On July 16, 2020, the Moderate Resolution Imaging Spectroradiometer (MODIS) on board NASA’s Terra satellite acquired a true-color image of the island of Grande Terre, New Caledonia.
A long line of coral reef, shining in iridescent blues and greens ring much of the long green island. These reefs are rich in biodiversity, with the northwestern section alone housing more than 300 species of coral fauna counted here, as of a count performed in 2008. Grand Terre lies about 830 miles (1,300 km) east of Australia and sits in the Coral Sea. The island is roughly 400 kilometers (250 miles) long and ringed by a 1,600-kilometer (1,000-mile) coral reef.
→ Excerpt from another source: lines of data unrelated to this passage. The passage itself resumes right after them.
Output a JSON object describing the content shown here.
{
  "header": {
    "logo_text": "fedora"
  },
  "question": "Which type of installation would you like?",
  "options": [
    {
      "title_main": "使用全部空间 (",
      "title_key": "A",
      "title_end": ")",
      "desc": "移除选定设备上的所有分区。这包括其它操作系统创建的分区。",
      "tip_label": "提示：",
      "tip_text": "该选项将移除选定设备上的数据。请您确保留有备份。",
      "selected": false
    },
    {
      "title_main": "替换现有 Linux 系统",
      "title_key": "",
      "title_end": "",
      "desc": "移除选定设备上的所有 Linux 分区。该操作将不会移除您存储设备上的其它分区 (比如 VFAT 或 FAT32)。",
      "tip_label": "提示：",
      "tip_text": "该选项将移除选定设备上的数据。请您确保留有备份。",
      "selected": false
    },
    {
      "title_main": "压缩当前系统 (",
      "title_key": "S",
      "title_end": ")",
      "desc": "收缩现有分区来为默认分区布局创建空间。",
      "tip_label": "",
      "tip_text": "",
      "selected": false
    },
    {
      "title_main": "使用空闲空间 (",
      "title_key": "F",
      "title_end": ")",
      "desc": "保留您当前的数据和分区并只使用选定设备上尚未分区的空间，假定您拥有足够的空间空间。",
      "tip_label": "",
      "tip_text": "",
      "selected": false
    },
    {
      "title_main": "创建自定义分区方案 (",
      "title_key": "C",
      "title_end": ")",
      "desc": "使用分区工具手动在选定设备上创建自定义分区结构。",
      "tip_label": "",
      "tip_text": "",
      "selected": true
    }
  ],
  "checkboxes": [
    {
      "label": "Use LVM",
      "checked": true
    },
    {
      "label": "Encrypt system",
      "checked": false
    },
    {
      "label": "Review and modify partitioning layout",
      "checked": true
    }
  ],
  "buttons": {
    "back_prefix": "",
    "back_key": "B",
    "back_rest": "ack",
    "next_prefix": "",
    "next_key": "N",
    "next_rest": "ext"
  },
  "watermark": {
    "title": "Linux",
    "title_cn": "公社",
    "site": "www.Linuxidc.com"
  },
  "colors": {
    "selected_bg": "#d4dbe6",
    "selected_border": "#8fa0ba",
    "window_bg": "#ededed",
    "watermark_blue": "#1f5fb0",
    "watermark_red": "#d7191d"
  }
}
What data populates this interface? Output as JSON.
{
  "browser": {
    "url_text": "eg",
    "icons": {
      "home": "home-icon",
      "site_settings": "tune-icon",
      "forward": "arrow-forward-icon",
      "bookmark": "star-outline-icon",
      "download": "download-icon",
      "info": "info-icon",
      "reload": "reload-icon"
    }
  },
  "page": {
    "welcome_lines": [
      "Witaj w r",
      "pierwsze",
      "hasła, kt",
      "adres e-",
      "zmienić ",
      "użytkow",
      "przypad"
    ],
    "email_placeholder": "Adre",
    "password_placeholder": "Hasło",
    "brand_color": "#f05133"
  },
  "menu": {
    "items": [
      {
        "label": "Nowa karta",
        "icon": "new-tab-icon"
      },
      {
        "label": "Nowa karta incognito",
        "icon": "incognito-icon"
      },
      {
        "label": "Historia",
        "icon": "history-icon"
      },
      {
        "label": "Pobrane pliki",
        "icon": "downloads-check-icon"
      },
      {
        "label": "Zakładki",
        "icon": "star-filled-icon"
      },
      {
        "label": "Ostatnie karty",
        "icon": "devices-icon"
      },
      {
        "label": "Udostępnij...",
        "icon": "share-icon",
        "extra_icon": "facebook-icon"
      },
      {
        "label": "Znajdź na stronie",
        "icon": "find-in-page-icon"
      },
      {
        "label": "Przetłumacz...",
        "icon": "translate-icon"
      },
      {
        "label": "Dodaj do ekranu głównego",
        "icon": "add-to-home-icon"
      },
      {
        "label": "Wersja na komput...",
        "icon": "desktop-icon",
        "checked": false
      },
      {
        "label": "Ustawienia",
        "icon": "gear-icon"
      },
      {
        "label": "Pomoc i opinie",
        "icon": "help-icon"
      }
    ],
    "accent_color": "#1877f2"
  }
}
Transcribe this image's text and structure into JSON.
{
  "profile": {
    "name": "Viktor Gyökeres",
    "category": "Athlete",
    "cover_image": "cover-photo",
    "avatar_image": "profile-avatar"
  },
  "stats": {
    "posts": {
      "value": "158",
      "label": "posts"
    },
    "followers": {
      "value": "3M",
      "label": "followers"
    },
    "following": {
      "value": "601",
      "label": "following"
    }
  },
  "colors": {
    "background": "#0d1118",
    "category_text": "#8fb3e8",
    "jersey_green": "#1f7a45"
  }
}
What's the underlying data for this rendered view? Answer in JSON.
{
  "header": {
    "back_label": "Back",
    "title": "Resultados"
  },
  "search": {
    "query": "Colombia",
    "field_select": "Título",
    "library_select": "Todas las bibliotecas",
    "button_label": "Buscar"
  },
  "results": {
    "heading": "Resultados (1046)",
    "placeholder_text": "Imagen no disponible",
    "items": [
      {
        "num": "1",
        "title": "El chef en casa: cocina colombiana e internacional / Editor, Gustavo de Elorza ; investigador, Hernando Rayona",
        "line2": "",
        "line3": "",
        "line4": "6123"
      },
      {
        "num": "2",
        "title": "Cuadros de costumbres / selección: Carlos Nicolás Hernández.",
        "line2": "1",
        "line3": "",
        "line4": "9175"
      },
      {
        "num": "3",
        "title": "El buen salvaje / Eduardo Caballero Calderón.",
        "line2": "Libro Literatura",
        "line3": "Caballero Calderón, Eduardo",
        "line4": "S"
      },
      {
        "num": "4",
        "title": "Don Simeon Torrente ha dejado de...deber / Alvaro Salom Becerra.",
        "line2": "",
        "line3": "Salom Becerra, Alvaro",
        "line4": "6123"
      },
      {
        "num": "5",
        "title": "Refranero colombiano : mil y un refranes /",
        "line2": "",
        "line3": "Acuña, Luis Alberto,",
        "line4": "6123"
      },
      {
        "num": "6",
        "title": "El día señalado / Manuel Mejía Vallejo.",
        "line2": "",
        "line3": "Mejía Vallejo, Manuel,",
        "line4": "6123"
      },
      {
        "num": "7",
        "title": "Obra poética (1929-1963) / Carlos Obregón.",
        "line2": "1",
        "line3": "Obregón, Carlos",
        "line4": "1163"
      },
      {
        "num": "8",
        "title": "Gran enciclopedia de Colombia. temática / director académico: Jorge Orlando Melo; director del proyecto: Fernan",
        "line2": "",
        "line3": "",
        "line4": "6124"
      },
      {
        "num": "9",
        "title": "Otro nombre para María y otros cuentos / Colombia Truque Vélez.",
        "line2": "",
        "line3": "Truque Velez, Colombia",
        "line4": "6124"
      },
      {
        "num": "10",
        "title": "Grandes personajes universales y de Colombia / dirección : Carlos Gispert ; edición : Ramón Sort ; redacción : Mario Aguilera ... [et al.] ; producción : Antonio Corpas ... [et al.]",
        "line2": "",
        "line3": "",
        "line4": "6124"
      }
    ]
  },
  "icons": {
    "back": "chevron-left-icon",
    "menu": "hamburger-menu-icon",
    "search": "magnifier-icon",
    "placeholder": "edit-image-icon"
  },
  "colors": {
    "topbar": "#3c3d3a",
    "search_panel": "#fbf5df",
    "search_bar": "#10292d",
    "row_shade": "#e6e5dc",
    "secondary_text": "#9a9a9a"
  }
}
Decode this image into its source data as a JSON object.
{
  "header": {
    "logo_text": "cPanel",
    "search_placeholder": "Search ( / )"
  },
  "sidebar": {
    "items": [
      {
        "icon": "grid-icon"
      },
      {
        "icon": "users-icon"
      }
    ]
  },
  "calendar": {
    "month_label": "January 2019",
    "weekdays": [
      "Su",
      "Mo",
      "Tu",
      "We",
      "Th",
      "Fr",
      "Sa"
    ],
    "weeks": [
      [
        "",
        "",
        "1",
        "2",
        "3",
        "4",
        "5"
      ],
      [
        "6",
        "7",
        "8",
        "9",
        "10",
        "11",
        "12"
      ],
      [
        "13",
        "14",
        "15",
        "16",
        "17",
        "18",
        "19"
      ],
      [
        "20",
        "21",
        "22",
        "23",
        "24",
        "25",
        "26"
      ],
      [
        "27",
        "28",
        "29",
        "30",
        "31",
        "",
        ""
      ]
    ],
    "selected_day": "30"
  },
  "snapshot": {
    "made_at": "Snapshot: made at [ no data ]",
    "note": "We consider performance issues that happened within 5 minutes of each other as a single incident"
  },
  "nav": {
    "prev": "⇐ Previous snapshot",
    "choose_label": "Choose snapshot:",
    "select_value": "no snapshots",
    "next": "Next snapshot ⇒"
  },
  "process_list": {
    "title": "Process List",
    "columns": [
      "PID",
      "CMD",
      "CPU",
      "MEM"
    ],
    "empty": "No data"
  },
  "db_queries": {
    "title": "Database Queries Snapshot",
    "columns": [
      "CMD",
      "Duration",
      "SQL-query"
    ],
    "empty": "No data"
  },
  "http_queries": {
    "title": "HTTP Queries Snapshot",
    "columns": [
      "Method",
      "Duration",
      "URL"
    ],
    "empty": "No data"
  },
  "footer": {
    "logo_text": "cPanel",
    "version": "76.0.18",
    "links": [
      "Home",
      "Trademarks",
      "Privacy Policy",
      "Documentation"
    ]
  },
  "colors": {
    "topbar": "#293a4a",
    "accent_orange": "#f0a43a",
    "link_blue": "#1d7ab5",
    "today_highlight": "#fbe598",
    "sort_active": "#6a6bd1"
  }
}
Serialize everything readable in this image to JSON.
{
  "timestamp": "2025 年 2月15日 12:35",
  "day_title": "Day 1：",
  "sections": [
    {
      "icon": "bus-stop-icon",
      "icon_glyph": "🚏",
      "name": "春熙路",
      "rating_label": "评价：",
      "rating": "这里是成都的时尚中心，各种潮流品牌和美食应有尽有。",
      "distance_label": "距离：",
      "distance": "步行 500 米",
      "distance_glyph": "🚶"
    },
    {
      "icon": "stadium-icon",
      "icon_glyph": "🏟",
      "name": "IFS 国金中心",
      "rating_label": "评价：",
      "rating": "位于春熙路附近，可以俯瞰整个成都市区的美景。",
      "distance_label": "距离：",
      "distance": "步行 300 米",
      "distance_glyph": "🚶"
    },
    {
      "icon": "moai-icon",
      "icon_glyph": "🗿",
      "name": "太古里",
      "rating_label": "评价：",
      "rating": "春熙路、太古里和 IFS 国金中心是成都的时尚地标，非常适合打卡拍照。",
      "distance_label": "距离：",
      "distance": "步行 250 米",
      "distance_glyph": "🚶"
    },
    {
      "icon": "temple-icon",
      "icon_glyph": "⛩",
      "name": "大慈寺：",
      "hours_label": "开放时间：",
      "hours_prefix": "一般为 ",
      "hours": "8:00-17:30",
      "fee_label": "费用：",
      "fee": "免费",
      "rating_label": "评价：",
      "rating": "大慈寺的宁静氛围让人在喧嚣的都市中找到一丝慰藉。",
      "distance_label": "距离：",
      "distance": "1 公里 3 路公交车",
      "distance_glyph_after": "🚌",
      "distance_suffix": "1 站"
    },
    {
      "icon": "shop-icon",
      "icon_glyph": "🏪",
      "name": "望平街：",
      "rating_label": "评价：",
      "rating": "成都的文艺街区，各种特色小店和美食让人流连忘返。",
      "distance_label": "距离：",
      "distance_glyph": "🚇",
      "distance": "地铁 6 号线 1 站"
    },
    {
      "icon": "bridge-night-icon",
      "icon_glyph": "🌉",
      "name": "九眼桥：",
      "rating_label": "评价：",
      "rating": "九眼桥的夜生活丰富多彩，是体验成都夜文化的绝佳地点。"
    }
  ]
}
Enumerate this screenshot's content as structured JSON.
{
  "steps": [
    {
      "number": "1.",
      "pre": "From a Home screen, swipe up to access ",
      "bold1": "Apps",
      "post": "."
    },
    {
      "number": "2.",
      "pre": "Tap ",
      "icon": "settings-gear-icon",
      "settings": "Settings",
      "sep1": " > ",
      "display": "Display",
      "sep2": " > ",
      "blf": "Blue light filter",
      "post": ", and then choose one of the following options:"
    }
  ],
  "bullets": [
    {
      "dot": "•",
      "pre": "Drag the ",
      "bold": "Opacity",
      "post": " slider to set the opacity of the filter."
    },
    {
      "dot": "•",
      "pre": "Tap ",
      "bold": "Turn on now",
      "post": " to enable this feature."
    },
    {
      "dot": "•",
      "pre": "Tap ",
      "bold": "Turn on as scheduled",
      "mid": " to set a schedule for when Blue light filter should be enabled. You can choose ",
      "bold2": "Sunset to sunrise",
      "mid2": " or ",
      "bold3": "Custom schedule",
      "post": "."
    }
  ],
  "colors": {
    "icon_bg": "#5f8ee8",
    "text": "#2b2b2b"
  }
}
It is the largest island of New Caledonia, which also contains the Loyalty Islands, the Chesterfield Islands, the Belep archipelago and the Isle of Pines as well as a number of islets.
The climate of New Caledonia is generally hot and humid, but the trade winds bring relatively cool, moist air to the eastern part of the island, where rich forests fill the coastal strip between the mountainous interior and the sea. The tallest point is Mont Panié with an elevation of 1,628 meters (5,341 feet) above sea level. The mountains form a rain shadow in the west, giving rise to low, open, arid plains.
New Caledonia’s rocks are unusually rich in iron, magnesium, and nickel; in fact, the island is home to about a quarter of the world’s known nickel resources. Meanwhile the soils are poor in nitrogen, calcium, phosphorus, and potassium, and plant life has had to adapt. About 75 percent of New Caledonia’s plant species are found only the island, placing New Caledonia third, after Hawaii and New Zealand, for endemic plant species. Marine life around New Caledonia rivals the unique plant life. The United Nations Educational, Scientific and Cultural Organization (UNESCO) characterizes the reef system as “the world’s most diverse concentration of reef structures.” The reef, mangrove, and seagrass habitats provide homes to fish, marine invertebrates, marine mammals (such as whales and dugongs), and turtles.